Task instructions
Every record shown below is to be output exactly.
*** Data supplied ***
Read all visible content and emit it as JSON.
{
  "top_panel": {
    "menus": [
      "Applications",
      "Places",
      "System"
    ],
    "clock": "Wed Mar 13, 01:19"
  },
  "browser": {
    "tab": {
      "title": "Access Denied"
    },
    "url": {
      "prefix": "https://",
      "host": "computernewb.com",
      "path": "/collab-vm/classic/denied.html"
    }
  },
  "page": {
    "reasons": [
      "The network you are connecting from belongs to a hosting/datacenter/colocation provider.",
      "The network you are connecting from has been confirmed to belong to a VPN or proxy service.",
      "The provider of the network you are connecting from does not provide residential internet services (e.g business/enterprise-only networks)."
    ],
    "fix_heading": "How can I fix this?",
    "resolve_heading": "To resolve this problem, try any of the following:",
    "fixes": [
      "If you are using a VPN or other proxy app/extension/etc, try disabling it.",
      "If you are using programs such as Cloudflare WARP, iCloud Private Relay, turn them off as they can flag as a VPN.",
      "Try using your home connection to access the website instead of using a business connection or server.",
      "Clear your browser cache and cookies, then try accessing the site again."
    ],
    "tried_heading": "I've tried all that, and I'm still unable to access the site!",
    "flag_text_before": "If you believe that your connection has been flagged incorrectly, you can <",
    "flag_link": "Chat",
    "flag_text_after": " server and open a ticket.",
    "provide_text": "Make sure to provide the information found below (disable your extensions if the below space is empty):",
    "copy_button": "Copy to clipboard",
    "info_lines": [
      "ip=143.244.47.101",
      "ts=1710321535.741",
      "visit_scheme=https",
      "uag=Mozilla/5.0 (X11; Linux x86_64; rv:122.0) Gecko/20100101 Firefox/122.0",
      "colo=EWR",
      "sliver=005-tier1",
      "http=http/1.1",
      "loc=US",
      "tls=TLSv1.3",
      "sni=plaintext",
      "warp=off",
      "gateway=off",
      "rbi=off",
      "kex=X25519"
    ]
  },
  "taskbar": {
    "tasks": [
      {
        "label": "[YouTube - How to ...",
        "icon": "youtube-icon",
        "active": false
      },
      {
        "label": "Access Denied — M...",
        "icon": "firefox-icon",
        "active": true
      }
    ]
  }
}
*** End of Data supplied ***
Answer to the exercise
Read all visible content and emit it as JSON.
{
  "top_panel": {
    "menus": [
      "Applications",
      "Places",
      "System"
    ],
    "clock": "Wed Mar 13, 01:19"
  },
  "browser": {
    "tab": {
      "title": "Access Denied"
    },
    "url": {
      "prefix": "https://",
      "host": "computernewb.com",
      "path": "/collab-vm/classic/denied.html"
    }
  },
  "page": {
    "reasons": [
      "The network you are connecting from belongs to a hosting/datacenter/colocation provider.",
      "The network you are connecting from has been confirmed to belong to a VPN or proxy service.",
      "The provider of the network you are connecting from does not provide residential internet services (e.g business/enterprise-only networks)."
    ],
    "fix_heading": "How can I fix this?",
    "resolve_heading": "To resolve this problem, try any of the following:",
    "fixes": [
      "If you are using a VPN or other proxy app/extension/etc, try disabling it.",
      "If you are using programs such as Cloudflare WARP, iCloud Private Relay, turn them off as they can flag as a VPN.",
      "Try using your home connection to access the website instead of using a business connection or server.",
      "Clear your browser cache and cookies, then try accessing the site again."
    ],
    "tried_heading": "I've tried all that, and I'm still unable to access the site!",
    "flag_text_before": "If you believe that your connection has been flagged incorrectly, you can <",
    "flag_link": "Chat",
    "flag_text_after": " server and open a ticket.",
    "provide_text": "Make sure to provide the information found below (disable your extensions if the below space is empty):",
    "copy_button": "Copy to clipboard",
    "info_lines": [
      "ip=143.244.47.101",
      "ts=1710321535.741",
      "visit_scheme=https",
      "uag=Mozilla/5.0 (X11; Linux x86_64; rv:122.0) Gecko/20100101 Firefox/122.0",
      "colo=EWR",
      "sliver=005-tier1",
      "http=http/1.1",
      "loc=US",
      "tls=TLSv1.3",
      "sni=plaintext",
      "warp=off",
      "gateway=off",
      "rbi=off",
      "kex=X25519"
    ]
  },
  "taskbar": {
    "tasks": [
      {
        "label": "[YouTube - How to ...",
        "icon": "youtube-icon",
        "active": false
      },
      {
        "label": "Access Denied — M...",
        "icon": "firefox-icon",
        "active": true
      }
    ]
  }
}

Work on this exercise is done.